So what's this post about, really. I got handed a flier boasting a 5 day membership to a fairly fancy gym in my area with no strings (like a photocopy of my credit card) attached. Decided to take the chance and move a step up from standstill cycling in front of our TV each evening (or 3 evenings a week, realistically). The decision was threefold:
a. to see if this place was worth it's money and it IS ridiculously expensive
b. to see if I could exercise 5 days in a row, without losing steam, enthusiasm or a body part (trust me, in some of these complicated treadmill/climb/cycle machine morphs it's not hard to imagine)
c. to see if I could fit planned exercise (classes) into my daily regimen of volunteering, job and house hunting

So starting this past Monday I became the proud owner of a 5 day gym pass. Monday (Day 1) I got myself into a 1 hr Pilates class and then swam 30 laps of the pool. Tuesday (Day 2) I just swam 30 laps and gave up. Today (Day 3, Wednesday) I treadmilled at a fair incline for 40 minutes (it took me 20 minutes before that just to figure out how to get the damn machine to work), attended 'express' Pilates (30 minutes) and did beginners yoga (1 hr). The beginners yoga was anything but. The class immediately launched itself into shoulderstands while I huffed and puffed my way into the most basic poses. Luckily there was one other 'newbie', so we looked equally foolish together. I feel healthy because I'm keeping up with most things, not making a complete idiot of myself in a gym of green beans. The yoga class was just unfair...

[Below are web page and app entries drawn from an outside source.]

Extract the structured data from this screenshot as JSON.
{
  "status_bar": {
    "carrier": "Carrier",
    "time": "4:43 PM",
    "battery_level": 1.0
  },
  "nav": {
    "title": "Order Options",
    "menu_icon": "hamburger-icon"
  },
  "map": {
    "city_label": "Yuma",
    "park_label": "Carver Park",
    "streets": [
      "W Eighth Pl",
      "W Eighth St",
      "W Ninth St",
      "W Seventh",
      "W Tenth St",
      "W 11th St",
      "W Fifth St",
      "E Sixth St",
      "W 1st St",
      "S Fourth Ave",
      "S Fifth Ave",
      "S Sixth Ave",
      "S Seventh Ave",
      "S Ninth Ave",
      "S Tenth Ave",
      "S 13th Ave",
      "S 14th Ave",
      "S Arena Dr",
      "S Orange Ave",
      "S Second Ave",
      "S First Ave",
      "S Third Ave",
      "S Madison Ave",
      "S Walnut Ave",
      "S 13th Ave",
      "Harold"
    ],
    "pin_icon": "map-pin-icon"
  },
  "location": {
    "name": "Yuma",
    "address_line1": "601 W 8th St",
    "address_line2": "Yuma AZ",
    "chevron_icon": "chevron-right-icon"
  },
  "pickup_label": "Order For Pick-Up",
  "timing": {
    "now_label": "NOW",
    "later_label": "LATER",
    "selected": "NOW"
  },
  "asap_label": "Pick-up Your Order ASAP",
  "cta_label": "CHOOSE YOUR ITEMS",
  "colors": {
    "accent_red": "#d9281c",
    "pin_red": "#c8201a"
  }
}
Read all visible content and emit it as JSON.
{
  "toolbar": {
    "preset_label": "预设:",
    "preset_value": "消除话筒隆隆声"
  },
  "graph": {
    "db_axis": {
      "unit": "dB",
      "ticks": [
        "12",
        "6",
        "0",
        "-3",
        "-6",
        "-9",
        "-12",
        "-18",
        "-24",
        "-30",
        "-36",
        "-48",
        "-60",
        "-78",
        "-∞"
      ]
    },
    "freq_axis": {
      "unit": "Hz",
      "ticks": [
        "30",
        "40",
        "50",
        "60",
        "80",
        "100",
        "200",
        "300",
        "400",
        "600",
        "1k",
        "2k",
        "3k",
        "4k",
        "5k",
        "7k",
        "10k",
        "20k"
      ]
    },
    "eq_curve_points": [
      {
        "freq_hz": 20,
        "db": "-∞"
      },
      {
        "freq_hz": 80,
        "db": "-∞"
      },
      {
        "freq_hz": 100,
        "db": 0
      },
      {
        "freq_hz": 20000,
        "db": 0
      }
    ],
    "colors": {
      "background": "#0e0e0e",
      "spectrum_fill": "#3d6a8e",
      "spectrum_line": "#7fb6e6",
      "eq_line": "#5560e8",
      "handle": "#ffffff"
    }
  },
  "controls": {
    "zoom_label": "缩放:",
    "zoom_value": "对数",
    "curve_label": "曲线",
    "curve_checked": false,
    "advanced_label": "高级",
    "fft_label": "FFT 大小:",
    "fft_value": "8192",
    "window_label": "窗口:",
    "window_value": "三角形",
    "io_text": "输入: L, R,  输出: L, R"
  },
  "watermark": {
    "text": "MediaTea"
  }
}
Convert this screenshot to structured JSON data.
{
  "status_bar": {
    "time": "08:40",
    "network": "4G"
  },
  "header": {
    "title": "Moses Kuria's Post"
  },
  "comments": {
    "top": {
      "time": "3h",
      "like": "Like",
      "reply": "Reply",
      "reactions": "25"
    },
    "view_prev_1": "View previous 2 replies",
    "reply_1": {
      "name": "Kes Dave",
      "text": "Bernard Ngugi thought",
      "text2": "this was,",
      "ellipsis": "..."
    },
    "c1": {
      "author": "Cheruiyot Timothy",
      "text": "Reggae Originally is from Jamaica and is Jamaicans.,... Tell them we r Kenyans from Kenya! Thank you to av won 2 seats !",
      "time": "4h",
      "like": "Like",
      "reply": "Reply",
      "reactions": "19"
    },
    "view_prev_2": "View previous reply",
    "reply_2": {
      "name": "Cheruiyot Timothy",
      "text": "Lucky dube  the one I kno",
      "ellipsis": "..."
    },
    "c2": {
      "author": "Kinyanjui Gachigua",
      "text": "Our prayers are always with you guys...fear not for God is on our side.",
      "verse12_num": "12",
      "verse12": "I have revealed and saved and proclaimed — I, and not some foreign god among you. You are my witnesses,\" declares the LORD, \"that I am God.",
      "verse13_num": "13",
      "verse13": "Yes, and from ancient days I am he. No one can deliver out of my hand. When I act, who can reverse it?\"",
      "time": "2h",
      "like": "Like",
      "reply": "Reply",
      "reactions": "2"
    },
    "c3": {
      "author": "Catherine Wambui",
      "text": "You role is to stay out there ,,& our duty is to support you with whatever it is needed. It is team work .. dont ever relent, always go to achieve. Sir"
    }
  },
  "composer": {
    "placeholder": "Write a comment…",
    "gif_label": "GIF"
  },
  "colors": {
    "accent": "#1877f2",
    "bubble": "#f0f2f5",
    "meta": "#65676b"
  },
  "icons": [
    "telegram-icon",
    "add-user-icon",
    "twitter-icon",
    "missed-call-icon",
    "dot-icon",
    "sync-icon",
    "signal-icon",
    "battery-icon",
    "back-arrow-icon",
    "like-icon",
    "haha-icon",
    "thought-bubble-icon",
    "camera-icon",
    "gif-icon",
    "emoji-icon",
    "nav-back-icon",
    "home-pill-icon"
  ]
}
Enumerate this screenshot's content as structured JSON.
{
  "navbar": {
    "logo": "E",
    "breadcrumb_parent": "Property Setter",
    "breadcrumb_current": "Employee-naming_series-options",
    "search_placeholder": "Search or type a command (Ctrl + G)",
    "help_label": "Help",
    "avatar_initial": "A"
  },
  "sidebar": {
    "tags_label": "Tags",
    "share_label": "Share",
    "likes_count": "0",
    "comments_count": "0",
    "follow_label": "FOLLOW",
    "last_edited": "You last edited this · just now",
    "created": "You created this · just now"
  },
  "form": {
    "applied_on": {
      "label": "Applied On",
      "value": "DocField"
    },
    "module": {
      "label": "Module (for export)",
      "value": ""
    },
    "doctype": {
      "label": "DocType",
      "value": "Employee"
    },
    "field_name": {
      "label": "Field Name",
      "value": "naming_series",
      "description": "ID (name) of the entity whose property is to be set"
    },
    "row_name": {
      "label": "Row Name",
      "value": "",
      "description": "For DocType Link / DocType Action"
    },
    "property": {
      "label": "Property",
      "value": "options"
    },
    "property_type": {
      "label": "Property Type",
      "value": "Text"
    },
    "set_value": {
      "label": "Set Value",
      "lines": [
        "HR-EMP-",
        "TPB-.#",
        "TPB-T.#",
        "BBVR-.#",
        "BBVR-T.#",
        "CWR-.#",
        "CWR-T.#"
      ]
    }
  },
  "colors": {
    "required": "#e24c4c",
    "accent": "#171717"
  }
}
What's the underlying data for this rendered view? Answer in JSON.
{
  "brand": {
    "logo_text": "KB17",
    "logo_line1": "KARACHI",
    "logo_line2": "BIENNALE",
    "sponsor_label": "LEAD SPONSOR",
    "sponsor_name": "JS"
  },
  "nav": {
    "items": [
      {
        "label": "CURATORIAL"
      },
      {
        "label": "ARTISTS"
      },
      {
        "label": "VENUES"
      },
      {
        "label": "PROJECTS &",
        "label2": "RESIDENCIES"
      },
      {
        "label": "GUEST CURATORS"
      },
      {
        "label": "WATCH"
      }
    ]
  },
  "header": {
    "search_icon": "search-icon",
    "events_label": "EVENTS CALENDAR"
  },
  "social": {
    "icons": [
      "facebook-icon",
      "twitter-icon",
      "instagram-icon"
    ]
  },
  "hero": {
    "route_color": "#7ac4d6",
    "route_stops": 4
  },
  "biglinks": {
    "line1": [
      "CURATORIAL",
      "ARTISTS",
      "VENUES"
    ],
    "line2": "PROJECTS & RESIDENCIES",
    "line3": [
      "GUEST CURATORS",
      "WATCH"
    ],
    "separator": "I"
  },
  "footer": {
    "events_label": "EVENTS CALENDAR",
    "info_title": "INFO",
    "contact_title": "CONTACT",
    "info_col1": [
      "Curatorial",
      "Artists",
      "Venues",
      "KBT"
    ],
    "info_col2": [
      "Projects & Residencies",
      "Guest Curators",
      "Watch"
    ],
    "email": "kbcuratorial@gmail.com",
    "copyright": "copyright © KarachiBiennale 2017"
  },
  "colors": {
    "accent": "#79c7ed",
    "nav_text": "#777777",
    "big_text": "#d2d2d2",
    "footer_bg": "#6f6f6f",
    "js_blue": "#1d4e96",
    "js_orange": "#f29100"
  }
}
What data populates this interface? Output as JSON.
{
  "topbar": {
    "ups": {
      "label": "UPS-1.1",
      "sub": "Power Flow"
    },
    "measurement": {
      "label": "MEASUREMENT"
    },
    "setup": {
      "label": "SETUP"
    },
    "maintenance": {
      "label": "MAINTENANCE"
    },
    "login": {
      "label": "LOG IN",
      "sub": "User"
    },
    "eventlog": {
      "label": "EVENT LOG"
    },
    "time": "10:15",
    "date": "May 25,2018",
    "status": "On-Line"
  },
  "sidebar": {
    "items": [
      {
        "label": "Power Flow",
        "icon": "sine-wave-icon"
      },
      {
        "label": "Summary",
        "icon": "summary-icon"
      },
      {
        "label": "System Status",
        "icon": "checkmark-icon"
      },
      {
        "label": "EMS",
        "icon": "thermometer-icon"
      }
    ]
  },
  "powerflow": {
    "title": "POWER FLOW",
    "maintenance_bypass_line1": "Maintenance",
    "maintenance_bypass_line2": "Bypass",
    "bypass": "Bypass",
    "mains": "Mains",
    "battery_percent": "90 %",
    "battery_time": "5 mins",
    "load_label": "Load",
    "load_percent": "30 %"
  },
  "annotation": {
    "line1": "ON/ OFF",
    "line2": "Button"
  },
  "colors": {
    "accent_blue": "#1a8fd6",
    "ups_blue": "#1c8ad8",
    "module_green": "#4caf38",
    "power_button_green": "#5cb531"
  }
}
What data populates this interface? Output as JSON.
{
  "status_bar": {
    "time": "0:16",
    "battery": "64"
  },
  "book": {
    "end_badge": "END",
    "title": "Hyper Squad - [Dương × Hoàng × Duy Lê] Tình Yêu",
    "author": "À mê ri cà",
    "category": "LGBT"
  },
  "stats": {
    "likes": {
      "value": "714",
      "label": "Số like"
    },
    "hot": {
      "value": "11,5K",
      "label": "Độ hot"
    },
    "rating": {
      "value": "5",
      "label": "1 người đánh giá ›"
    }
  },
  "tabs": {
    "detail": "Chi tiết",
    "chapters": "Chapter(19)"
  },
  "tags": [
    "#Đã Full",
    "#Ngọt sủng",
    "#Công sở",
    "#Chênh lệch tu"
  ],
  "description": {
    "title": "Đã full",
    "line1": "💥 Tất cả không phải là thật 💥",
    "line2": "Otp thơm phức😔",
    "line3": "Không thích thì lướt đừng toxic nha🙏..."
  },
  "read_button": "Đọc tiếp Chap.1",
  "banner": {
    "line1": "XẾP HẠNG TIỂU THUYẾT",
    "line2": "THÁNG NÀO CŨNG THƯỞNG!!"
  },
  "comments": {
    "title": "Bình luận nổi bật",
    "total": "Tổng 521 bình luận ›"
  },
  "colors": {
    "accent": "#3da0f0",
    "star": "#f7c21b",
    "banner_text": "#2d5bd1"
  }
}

So far so good, in terms of value for money (although it has been fairly inconvenient to lug myself to the classes during office lunch hours, especially since I'm not working) and available facilities. With two days to go (and I intend to do a whole host of classes and use the machines) I know for certain that this is not for me. My large shadow needs a slower and cheaper alternate, something less bruising to my ego. My ego can't handle the number of thinnies in the gym. Positively anorexic women who have come to be that way from exessive exercise (or have been planted there by the Thin Peeps Association to make me look bad) . Or maybe it's not they who are anorexic but merely thin by comparison (what all I see through my fat eyes!) to us fatty's.

But hey, what can I say, the thin people need us fatty's, to have something to compare their thinness against. We are the benchmark of what not to be. The holy grail of figures is in the opposite direction. I am the potato amongst the green beans as it were.

The experiment: A play with body image among the legions of thinnies
The absolute truth: I will never be thin. I will always aim to be healthy.


  1. You can't fight some genes. But you can fight laziness and illness if you are fit. Kudos to your spirit. I am the proud owner of love handles but refuse to get off my butt and do anything. Will find out at 40-45 where this will lead me.

  2. Story of my life too, except that I have memories of being lean and muscular for some time between my podgy teens and my decadent 30s.

    Regularity is the key. Keep at it!